> **What is expected**:
Among the lines of the records below, copy those that hold the word "split".

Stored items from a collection
========================
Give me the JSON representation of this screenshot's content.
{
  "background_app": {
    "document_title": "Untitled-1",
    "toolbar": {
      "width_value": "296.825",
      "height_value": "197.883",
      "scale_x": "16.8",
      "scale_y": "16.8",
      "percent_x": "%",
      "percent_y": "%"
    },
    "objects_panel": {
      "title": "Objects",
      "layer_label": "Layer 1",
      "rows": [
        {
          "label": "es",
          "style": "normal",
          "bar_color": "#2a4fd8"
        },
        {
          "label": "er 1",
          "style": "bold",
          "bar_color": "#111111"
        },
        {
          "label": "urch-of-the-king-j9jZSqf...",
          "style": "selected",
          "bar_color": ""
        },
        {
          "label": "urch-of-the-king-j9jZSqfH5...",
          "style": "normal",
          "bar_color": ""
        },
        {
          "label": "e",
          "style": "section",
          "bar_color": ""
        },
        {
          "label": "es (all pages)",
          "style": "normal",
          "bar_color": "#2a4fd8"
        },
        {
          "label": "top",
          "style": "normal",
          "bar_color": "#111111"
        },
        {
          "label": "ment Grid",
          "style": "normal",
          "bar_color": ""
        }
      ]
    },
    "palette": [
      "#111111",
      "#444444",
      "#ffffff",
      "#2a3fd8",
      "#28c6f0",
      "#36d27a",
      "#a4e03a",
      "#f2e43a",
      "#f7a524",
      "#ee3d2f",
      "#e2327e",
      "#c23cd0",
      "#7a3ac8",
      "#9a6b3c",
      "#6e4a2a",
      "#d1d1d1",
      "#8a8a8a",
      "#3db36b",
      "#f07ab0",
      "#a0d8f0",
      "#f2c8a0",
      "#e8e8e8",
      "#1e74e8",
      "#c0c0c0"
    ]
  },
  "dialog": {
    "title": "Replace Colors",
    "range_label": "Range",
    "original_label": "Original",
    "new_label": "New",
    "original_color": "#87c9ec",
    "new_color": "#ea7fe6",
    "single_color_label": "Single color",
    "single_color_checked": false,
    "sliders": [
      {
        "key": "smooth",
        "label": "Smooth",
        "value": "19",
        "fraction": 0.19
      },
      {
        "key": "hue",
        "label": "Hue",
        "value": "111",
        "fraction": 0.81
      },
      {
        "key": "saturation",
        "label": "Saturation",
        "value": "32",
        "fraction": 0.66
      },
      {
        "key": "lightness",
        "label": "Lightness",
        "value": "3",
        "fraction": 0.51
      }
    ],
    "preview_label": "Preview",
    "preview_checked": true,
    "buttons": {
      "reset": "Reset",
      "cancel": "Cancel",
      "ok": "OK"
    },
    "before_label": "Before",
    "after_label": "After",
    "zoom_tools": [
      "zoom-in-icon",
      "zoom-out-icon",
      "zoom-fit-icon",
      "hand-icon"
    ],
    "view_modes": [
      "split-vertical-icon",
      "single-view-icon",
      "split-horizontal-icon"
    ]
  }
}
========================
> **Task output**:
      "split-vertical-icon",
      "split-horizontal-icon"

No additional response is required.